Exercise directions:
Present the data once more in exactly its original form.

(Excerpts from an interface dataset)
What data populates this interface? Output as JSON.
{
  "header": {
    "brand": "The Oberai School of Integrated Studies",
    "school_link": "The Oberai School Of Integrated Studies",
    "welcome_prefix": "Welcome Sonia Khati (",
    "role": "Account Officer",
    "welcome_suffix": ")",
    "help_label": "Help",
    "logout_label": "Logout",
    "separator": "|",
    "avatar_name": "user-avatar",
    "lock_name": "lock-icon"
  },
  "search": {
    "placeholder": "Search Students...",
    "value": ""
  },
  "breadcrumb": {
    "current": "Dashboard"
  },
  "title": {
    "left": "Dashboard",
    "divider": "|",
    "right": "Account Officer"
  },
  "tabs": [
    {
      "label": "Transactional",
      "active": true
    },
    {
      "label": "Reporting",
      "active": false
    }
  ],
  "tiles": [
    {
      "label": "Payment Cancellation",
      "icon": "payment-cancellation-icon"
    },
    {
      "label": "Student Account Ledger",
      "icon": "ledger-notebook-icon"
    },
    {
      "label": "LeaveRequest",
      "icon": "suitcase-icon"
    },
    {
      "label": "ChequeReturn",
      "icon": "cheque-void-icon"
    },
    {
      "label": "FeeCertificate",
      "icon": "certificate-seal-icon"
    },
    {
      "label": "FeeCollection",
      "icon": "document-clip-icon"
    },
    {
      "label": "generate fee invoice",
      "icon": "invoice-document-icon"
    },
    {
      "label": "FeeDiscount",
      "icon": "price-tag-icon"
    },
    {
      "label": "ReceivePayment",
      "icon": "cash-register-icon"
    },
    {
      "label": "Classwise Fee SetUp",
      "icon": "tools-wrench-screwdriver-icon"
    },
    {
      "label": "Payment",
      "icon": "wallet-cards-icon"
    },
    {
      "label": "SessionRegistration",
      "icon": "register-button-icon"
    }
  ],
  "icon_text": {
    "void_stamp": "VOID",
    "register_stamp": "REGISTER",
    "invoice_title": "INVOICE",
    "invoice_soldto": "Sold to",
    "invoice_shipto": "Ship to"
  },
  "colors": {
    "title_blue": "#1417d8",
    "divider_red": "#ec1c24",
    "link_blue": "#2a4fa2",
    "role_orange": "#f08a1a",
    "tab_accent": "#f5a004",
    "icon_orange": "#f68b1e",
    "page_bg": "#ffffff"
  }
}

Answer for the task:
What data populates this interface? Output as JSON.
{
  "header": {
    "brand": "The Oberai School of Integrated Studies",
    "school_link": "The Oberai School Of Integrated Studies",
    "welcome_prefix": "Welcome Sonia Khati (",
    "role": "Account Officer",
    "welcome_suffix": ")",
    "help_label": "Help",
    "logout_label": "Logout",
    "separator": "|",
    "avatar_name": "user-avatar",
    "lock_name": "lock-icon"
  },
  "search": {
    "placeholder": "Search Students...",
    "value": ""
  },
  "breadcrumb": {
    "current": "Dashboard"
  },
  "title": {
    "left": "Dashboard",
    "divider": "|",
    "right": "Account Officer"
  },
  "tabs": [
    {
      "label": "Transactional",
      "active": true
    },
    {
      "label": "Reporting",
      "active": false
    }
  ],
  "tiles": [
    {
      "label": "Payment Cancellation",
      "icon": "payment-cancellation-icon"
    },
    {
      "label": "Student Account Ledger",
      "icon": "ledger-notebook-icon"
    },
    {
      "label": "LeaveRequest",
      "icon": "suitcase-icon"
    },
    {
      "label": "ChequeReturn",
      "icon": "cheque-void-icon"
    },
    {
      "label": "FeeCertificate",
      "icon": "certificate-seal-icon"
    },
    {
      "label": "FeeCollection",
      "icon": "document-clip-icon"
    },
    {
      "label": "generate fee invoice",
      "icon": "invoice-document-icon"
    },
    {
      "label": "FeeDiscount",
      "icon": "price-tag-icon"
    },
    {
      "label": "ReceivePayment",
      "icon": "cash-register-icon"
    },
    {
      "label": "Classwise Fee SetUp",
      "icon": "tools-wrench-screwdriver-icon"
    },
    {
      "label": "Payment",
      "icon": "wallet-cards-icon"
    },
    {
      "label": "SessionRegistration",
      "icon": "register-button-icon"
    }
  ],
  "icon_text": {
    "void_stamp": "VOID",
    "register_stamp": "REGISTER",
    "invoice_title": "INVOICE",
    "invoice_soldto": "Sold to",
    "invoice_shipto": "Ship to"
  },
  "colors": {
    "title_blue": "#1417d8",
    "divider_red": "#ec1c24",
    "link_blue": "#2a4fa2",
    "role_orange": "#f08a1a",
    "tab_accent": "#f5a004",
    "icon_orange": "#f68b1e",
    "page_bg": "#ffffff"
  }
}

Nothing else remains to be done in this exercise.